The resulting guides each include one-page documents that identify a type of damage caused by a natural hazard, the frequency of occurrence, a suggested construction practice or practices to mitigate or help prevent the damage, a mitigation strategy, as well as the cost and benefit of the preventative practice. For the purposes of the guides, resilience was defined as the implementation of above-code practices, which differs by region and frequency of certain weather events in various parts of the country.
As an example, for wind resilience the guides identify fortification of roof deck and underlayment as a “high” damage frequency risk. The guides recommend strengthening roofs during the construction process by installing systems built for high-wind events. Each one-page document shares a dollar-sign equivalent cost estimate, ranging from low cost ($) to high cost ($$$). On the back of the document, specific construction practices are shared for decking, a secondary water barrier and underlayment, and fasteners for underlayment. Peavey says that while builders may not be able to strengthen all identified areas to above-code solutions, the guides help prioritize which areas of the home should be most fortified to produce resilient structures for natural hazards.
“What we also do [in the guides] is explain whether it’s difficult or not. Some of these things are easy to do, some are complicated,” Peavey says. “The cost does not drive [prioritization], and we also give multiple different ways to approach [an issue]. There is not only one way to achieve resilience.”
In the water resilience guide, the technical advisory group identifies roof underlayments, vents, wall assemblies, mechanical equipment, and freeboard elevation as the most frequently damaged areas of the home and, as a result, the most important areas to fortify. Roof assemblies, foundation components, and ducts or vents are most frequently damaged by fire events; post and beam connections, drywall, garage openings, roof-to-wall connections, and exterior walls are most frequently damaged by natural earth hazards; and siding and roof materials are most frequently damaged by hail events. In response to BUILDER, HUD says the resilience guides are intended to be living documents and will be updated periodically based on post-disaster damage assessment data.
By deemphasizing cost, Peavey says the guides have more utility to builders and developers. While cost is often a pain point when it comes to implementing above-code solutions, the guides help prioritize the most effective and resilient practices against common weather events. By doing this, he says it helps builders prioritize the allocation of limited resources in areas where practices can have the most positive impact. Beyond the prioritization and options to achieve resilience, he says an additional benefit of the guides to builders is their brevity and use of common language.

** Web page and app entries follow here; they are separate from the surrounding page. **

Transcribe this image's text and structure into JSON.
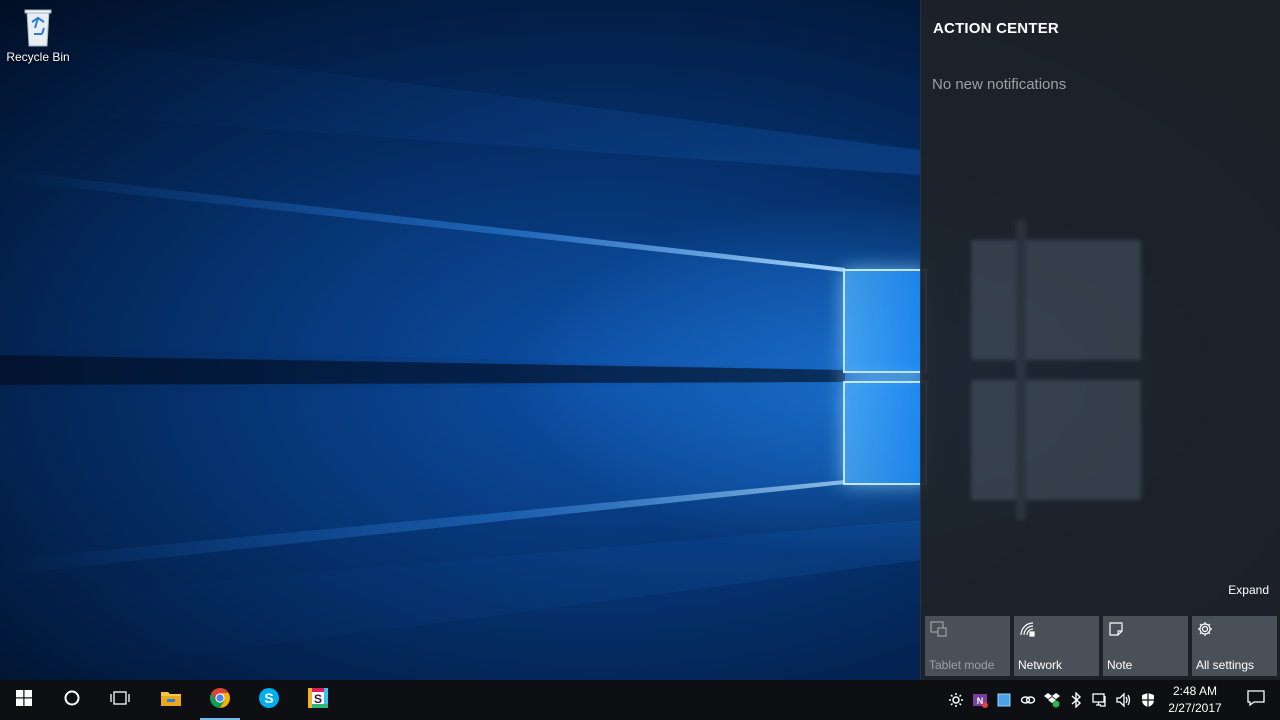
{
  "desktop": {
    "icons": [
      {
        "label": "Recycle Bin",
        "icon": "recycle-bin-icon"
      }
    ]
  },
  "action_center": {
    "title": "ACTION CENTER",
    "empty_message": "No new notifications",
    "expand_label": "Expand",
    "quick_actions": [
      {
        "label": "Tablet mode",
        "icon": "tablet-mode-icon",
        "enabled": false
      },
      {
        "label": "Network",
        "icon": "network-icon",
        "enabled": true
      },
      {
        "label": "Note",
        "icon": "note-icon",
        "enabled": true
      },
      {
        "label": "All settings",
        "icon": "settings-gear-icon",
        "enabled": true
      }
    ]
  },
  "taskbar": {
    "pinned": [
      {
        "name": "start",
        "icon": "windows-logo-icon"
      },
      {
        "name": "cortana",
        "icon": "cortana-circle-icon"
      },
      {
        "name": "task-view",
        "icon": "task-view-icon"
      },
      {
        "name": "file-explorer",
        "icon": "folder-icon"
      },
      {
        "name": "chrome",
        "icon": "chrome-icon",
        "active": true
      },
      {
        "name": "skype",
        "icon": "skype-icon"
      },
      {
        "name": "slack",
        "icon": "slack-icon"
      }
    ],
    "tray": [
      "brightness-icon",
      "onenote-icon",
      "blue-square-icon",
      "link-icon",
      "dropbox-icon",
      "bluetooth-icon",
      "network-monitor-icon",
      "volume-icon",
      "shield-icon"
    ],
    "clock": {
      "time": "2:48 AM",
      "date": "2/27/2017"
    }
  },
  "colors": {
    "accent": "#76b9ed",
    "action_center_bg": "#1e2228",
    "tile_bg": "#4a5057",
    "taskbar_bg": "#0d0f12"
  }
}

“You could print this one-pager from the guide [for a practice you have adopted], and now it becomes a marketing and educational piece for potential home buyers. ‘This is one of the resilient aspects I added to my building, this is the practice I have selected, [and] it was above code, etc.,’” notes Peavey. “To us, what makes this so much different from what’s available is that for builders and developers, they can use this document as a marketing tool.”
Peavey says several builders, including two companies that are part of the technical advisory group, have begun to integrate the documents into their operations by showing them to potential buyers.
“This is not the regular programmatic things that have been available. They are flexible enough that you can design a program with [them] or flexible enough that you can identify the two or three things that were [high-frequency occurrences] and address them,” Peavey says, adding that the guides are “written in layperson terms so anyone can understand. We wanted them to be not only accessible, but usable.”